Weather doesn't keep us off the river all that often. Only storms are deemed truly dangerous, as the metallic riggers flanking the gunwales could be particularly effective lightning rods. The boat, however, is carbon fiber. We row through wind and rain so we will be ready for it on race day. It keeps our imaginations convinced that dreams and life are oblong. But sometimes we erg anyway, just because masochism never hurt a rower. Erging keeps our dreams on that dock and those medals.
We stare begrudgingly at that monitor of numbers, trusting the encouraging shouts from coaches. We trust that they are trying to make us stronger. We trust their knowledge. We trust the fact that they stood on those docks with the gold before us. The photographs on the wall tell us they stood on those docks.
Crossing the finish line ahead of Yale and Harvard. For that, we row through all of it.
So we stare into the monitor, watching the numbers tick away into history while our muscles scream and our foreheads pour sweat.
A race is 2,000 meters. Every minute and every meter has been planned out. Time can trick the mind during a race, because you know it will last about six minutes, but it's never the same six minutes. But that doesn't matter, because all eight of us know that six minutes is a small amount of pain in the scheme of the nine months of preparation. So we time our strokes and surge our backs forward, toward the line. Because rowing is about the destination, and how much preparation you can handle to move faster than the boat next to you.
In 9th grade, my history teacher told me that dreams are manifestations of our longings. Mr. Rivera loved Jungian psychoanalysis, and for a while I convinced myself that my calling was to study Jung and Freud in German. His words echo in my mind when I wake up.
The ability of the mind to cause powerful sensations seems preposterous. Take for example a nocturnal emission, a wet dream. Our minds, and our dreams, are capable of inducing one of the most physical bodily experiences. Stimulation of the body causes orgasm, but the mind can create a reality that causes us to think we are being physically stimulated. That is the power of the dream. Is a dream more pleasurable than pleasuring oneself, even if when you wake up, you know none of it was real?

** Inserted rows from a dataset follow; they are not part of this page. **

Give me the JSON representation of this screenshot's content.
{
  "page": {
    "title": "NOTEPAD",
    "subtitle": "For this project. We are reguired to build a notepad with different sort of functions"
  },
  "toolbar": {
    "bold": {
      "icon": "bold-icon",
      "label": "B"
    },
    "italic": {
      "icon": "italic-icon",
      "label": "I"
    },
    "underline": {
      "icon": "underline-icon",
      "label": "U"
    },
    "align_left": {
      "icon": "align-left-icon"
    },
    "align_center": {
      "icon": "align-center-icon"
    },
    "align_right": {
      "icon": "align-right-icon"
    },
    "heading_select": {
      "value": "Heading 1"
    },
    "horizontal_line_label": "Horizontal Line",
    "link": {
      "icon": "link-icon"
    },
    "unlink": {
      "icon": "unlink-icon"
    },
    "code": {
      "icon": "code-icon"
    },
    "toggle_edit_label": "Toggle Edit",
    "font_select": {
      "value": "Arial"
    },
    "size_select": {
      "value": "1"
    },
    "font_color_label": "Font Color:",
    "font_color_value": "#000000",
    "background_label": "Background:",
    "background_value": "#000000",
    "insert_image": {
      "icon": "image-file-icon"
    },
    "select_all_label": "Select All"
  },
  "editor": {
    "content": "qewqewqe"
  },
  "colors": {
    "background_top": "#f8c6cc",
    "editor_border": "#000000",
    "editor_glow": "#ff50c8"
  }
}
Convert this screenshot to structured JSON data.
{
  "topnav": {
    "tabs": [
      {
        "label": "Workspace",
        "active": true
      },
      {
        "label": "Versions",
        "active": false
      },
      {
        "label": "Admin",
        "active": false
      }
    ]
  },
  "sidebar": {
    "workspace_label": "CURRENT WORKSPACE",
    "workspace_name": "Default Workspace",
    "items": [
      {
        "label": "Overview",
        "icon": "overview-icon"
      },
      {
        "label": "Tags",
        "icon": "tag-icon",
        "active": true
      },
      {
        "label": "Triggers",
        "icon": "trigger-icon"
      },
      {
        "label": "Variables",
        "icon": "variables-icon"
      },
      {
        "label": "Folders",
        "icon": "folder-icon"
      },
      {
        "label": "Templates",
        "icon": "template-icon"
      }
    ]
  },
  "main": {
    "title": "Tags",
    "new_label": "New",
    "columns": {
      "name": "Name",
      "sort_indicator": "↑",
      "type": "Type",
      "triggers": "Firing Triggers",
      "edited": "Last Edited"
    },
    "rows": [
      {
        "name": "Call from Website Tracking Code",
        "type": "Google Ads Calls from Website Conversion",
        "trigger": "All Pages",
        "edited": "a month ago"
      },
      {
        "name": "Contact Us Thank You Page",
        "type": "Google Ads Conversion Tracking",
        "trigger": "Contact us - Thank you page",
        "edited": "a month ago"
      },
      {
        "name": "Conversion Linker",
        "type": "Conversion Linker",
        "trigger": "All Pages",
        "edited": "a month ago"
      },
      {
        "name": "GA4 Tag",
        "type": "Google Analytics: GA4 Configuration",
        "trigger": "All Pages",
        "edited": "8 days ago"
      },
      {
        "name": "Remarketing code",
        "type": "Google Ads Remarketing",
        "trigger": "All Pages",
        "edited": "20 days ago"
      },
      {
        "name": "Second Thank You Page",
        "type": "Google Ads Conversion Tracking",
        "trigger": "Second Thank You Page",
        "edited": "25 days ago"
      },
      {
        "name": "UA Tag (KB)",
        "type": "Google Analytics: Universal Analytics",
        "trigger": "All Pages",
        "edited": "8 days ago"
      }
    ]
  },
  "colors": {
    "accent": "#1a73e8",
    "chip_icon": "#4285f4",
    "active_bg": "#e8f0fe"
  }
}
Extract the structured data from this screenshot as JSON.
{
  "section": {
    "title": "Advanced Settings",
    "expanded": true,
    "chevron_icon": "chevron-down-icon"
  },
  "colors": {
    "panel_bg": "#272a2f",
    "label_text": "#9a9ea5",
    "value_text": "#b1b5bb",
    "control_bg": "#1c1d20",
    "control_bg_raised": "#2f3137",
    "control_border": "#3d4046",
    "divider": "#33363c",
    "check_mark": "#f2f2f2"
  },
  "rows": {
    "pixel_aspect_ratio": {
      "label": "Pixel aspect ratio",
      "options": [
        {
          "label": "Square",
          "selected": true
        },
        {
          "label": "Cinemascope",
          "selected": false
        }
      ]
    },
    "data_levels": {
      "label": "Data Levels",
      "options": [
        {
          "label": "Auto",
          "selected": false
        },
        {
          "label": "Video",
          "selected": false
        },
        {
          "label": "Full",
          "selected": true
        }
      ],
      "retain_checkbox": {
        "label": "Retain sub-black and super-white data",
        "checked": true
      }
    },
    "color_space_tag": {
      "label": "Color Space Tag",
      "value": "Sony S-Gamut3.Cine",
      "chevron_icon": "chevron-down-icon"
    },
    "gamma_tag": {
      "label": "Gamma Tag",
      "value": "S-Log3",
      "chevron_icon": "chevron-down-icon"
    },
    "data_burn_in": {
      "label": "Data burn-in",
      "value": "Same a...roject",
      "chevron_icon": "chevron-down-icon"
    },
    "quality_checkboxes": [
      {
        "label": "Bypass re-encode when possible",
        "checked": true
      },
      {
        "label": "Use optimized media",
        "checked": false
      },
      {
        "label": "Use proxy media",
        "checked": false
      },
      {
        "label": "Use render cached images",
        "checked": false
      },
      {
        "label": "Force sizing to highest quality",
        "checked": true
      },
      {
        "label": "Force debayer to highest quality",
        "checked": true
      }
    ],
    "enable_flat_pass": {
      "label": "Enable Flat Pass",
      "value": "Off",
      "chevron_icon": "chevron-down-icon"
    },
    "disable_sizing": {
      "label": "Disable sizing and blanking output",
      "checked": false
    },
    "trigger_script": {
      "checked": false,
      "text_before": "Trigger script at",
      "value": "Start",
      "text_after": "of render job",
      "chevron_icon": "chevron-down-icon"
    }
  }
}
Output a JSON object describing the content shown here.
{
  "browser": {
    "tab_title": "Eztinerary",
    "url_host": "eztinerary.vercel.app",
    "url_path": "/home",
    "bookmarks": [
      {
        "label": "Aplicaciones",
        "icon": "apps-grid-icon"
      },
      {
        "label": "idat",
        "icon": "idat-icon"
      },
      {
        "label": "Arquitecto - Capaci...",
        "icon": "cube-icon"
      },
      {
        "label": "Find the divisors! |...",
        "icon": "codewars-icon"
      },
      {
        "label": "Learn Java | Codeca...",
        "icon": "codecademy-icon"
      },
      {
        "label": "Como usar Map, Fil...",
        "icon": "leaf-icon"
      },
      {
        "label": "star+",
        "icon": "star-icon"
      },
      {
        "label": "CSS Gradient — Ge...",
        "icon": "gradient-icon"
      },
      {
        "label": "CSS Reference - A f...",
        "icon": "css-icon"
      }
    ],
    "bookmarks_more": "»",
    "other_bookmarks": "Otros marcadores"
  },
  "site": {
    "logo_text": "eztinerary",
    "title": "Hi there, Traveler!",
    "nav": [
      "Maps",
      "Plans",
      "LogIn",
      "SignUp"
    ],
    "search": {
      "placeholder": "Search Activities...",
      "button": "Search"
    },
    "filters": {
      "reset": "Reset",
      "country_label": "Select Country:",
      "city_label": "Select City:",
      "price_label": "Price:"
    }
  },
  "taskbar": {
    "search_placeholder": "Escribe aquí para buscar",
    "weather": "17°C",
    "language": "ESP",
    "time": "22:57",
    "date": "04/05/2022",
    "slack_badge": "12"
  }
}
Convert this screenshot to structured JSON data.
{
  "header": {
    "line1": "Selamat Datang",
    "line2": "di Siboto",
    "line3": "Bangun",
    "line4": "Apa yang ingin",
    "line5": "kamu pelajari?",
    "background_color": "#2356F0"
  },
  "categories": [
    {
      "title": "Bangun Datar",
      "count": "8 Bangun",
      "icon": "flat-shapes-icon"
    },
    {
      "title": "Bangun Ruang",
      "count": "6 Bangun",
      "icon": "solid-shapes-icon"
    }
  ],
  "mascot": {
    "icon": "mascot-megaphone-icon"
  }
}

A number of scientists at a university in the Netherlands researched the physiological and mental characteristics of an orgasm. Gert Holstege, who spearheaded the experiments, claimed that during an orgasm, the regions of the brain controlling fear and anxiety completely shut down. He told the London Times, "deactivation, letting go of all fear and anxiety, might be the most important thing, even necessary, to have an orgasm."
The word "endorphin" is a portmanteau of the words "endogenous" and "morphine," essentially meaning an excretion of a morphine like substance that originates within the body. Endorphins cause us to feel euphoric and relaxed. They are produced through excitement, pain, love, eating spicy foods, exercise and orgasm.
The feeling of finishing can only be understood through such a correlation.
Crossing the line, quads pumping lactic acid, lungs burning, eyes stinging with sweat. The moment of relief, when you catch your breath and regain your voice. No regrets, because all eight rowers have collected themselves for this moment. You trust that they went to hell and back for you. They dreamed so hard for you. They endured the journey. And then you paddle, because it is over, the tension released. And now you can see the finish line, see where you've been.
Now you can look forward.